Since February, markets have generally been on a steady rise, aside from a few volatile days around the British vote to leave the European Union. But it is important to remember that financial assets are highly susceptible to changes in central bank policy. With the Fed hinting at a rate increase, investors should prepare for the possibility of a taper tantrum scenario in which most risk assets experience negative returns at the same time. With that as the backdrop, here are six areas of the market worth watching in the fourth quarter.
- Equities — Emerging markets are beginning to outperform
After years of underperformance, emerging market (EM) equities are beginning to outperform developed markets. GDP growth in EM economies is expected to modestly accelerate, widening the gap between emerging and developed market growth. We expect this trend to continue.
Rising GDP differential signals better emerging market performance
Emerging market to developed market GDP growth differential
Source: International Monetary Fund, Bloomberg and Columbia Management Investment Advisers, LLC as of April 2016
- Japan — A weaker yen benefits Japanese equities
Japanese equities look cheap, as earnings have grown over the past 12 months and share prices have fallen. Monetary authorities in Japan have been trying to stimulate the economy through aggressive quantitative easing and, most recently, through the announcement of yield curve management. But market participants question whether the Bank of Japan policies are effective and the yen has strengthened significantly. After recently weakening on expectations of a December hike, we expect the yen to eventually weaken against the dollar, which would benefit Japanese equities.
- Europe — Political unknowns demand caution

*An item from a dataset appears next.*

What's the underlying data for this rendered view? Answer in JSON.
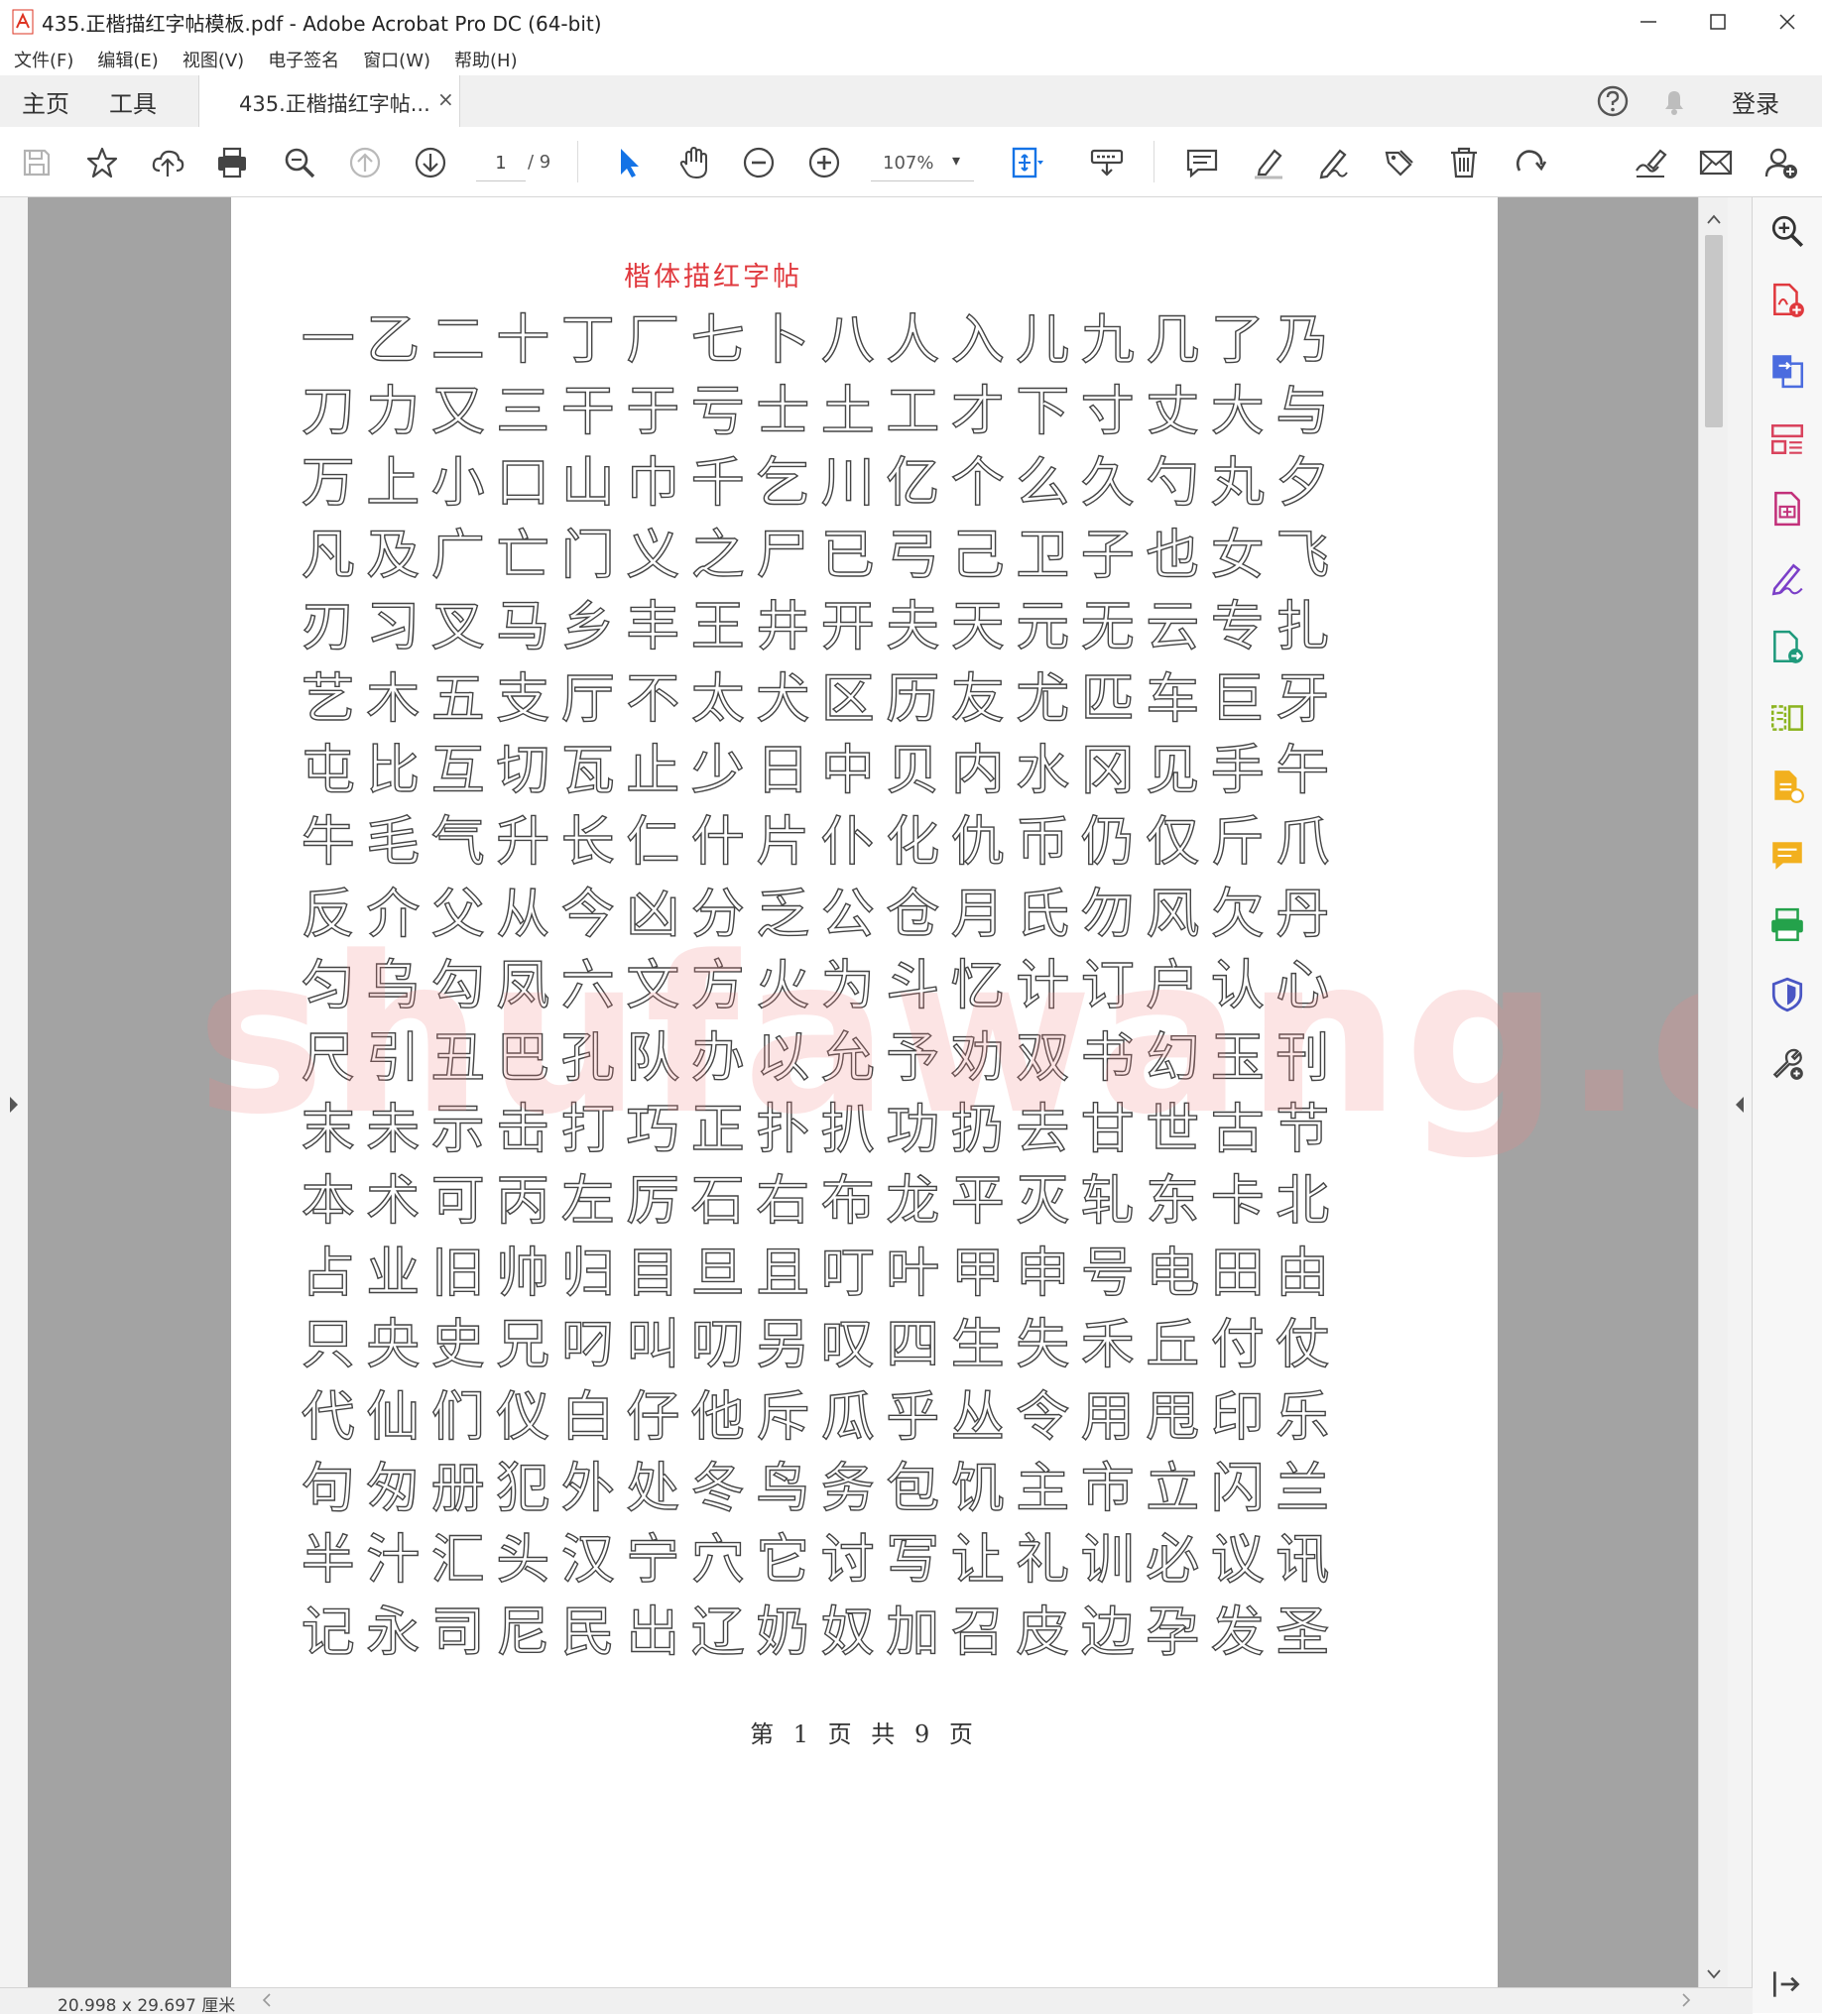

In the aftermath of the Brexit vote, the pound has continued to weaken. This has aided British exporters and raised the U.K. stock market. However, the British government has yet to initiate negotiations with their European counterparts, and the long-term economic impacts may not be known for some time. More recently, the U.K. markets and the price of the pound have been volatile, reacting to Prime Minister Theresa May’s hardline stance on separation from the eurozone.
Although European economies are modestly growing and monetary policy is supportive, caution is still prudent. A fourth quarter calendar heavy with elections, including the Italian referendum on constitutional reform, keeps us wary of political risk rising in the eurozone.
- TIPS — They look appealing with higher inflation trends
Our research suggests slow economic growth in the U.S. and modestly higher inflation trends in the coming months, mainly as a result of stabilization in energy prices. Historically, Treasury inflation-protected bonds (TIPS) tend to outperform when inflation is accelerating, and so we expect TIPS to perform better than nominal Treasury bonds.
- Alternatives — Despite recent underperformance, alts are still diversifiers
Although they haven’t proven it recently, alternatives have the potential to diversify portfolios beyond stocks and bonds. Within alternatives, momentum and carry factors favor commodities. Active, market neutral and systematic strategies continue to struggle, perhaps due to investor appetite for passive investments. Adding a volatility position when pricing becomes favorable and searching for hedging positions may help offset simultaneous declines across asset classes.
- Currencies — Mixed messages, but one is clear: the euro is under pressure
We’re getting mixed messages from our currency research. Our models predict a stronger U.S. dollar versus most major currencies. And while investing in the dollar has itself been an effective component of a tantrum hedge strategy, a weaker dollar would be more compatible with our preference for EM stocks and commodities. We continue to predict a weaker euro. European assets are likely to be seen as unattractive with banks struggling across the region and political uncertainty rising in the fourth quarter.
The theme of gradually rising prices for risk assets with the aid of supportive central bank policies remains intact. Investors should look for opportunity and prepare their portfolios for the possibility of a taper tantrum if there is a shift in central bank policy.
Article by Anwiti Bahuguna, Columbia Threadneedle Investments